Additionally, Miller said that almost all food holds symbolic value. Kent said that many cultural groups across time and space have used food for rituals and celebrations. 


“Food represents a lot of things to a lot of people,” Miller says. “I really think from the cradle to the grave we spend time with other people, and food is so often involved, it becomes symbolic.”


Thanksgiving exemplifies a precedent of food symbolism; Miller explains that after the Civil War, the Thanksgiving feast was pushed by the United States government as a way to “heal” the country. Several foods involved in the feast were picked purely for what they symbolized in America: the turkey,  an American bird, and the pumpkin pie, a squash grown in America, are just a few examples.


Food symbolism is equally as present around the world. The Chinese New Year, which begins on the new moon between Jan. 21 and Feb. 20, also involves a symbolic feast. A BBC article about food symbolism, names a few of these foods: steamed fish (referred to as nian nian you yu) represents abundance and good fortune, noodles represent a long life, oranges represent wealth, tangerines represent good luck and autumn mooncakes represent the “roundness” of the moon. While different cultural areas often eat contrasting foods, however, the meanings assigned to these different foods have similar effects on people.


“The variability in different cultures around the world and what they eat is in part related to resources, the climates they’re in, and things like that,” Pante says.


Miller says the hospitality business is booming due to the harmonious nature of food. A prime example is the Fort Collins Foodie Walk, which occurs on the third Friday of each month from 5-8 p.m. The event showcases the city’s “culinary culture and thriving foodie scene,” according to the Downtown Fort Collins website. CSU freshman Abby Zurline, a hospitality management major and food enthusiast, said the food culture is very diverse.

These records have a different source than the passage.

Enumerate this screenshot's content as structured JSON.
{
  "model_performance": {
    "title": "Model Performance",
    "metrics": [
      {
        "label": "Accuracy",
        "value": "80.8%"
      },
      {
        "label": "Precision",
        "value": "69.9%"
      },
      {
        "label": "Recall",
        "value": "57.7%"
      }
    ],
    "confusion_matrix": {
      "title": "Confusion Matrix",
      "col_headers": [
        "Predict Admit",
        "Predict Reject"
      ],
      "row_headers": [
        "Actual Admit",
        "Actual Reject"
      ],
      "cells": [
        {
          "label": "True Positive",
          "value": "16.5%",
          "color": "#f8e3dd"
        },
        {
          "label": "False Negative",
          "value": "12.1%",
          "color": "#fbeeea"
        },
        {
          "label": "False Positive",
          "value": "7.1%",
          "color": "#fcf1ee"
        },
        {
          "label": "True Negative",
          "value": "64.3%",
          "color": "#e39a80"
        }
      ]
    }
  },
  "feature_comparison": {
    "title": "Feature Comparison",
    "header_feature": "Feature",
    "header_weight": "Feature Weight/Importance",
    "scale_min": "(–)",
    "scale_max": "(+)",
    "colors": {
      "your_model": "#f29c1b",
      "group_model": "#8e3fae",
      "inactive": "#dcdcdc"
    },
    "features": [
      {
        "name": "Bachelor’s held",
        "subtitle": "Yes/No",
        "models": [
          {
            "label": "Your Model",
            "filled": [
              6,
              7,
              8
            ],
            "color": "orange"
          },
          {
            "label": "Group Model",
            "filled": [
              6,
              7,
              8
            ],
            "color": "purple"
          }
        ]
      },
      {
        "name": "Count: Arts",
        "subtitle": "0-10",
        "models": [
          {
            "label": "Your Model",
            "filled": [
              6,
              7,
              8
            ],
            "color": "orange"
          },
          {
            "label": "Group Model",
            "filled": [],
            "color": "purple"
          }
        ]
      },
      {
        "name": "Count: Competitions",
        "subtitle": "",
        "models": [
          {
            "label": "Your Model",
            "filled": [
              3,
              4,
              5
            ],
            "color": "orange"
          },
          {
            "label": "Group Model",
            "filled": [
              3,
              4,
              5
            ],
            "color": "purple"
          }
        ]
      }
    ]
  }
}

“There’s so many different restaurants here,” Zurline says. “If you want Mexican, you can get Mexican, if you want Italian, you can get Italian, [you can get] burgers, sandwiches, barbecue…it goes every direction that you want it to.”


While Pante agrees that the Fort Collins food culture is diverse, he said that the cuisine is more focused on American food than anything else.


“[American cuisine] is certainly the strongest cuisine that’s offered here,” Pante says. “If you try and eat ethnic food here, it’s just not to the same standards normally that you would find in some of the larger cities where there’s more competition for those types of foods.”


Regardless, the plethora of restaurants presented in Old Town Fort Collins is a prominent feature of the city that demonstrates the importance of food in today’s culture, which directly impacts our behavior and the relationships we create.


“Everybody eats,” Miller says. “It’s a real common language among everybody around the world. It’s a pinnacle social experience. We have a hard-wired need to connect with people, and ever since we were hunter-gatherers, that connection has happened around food.”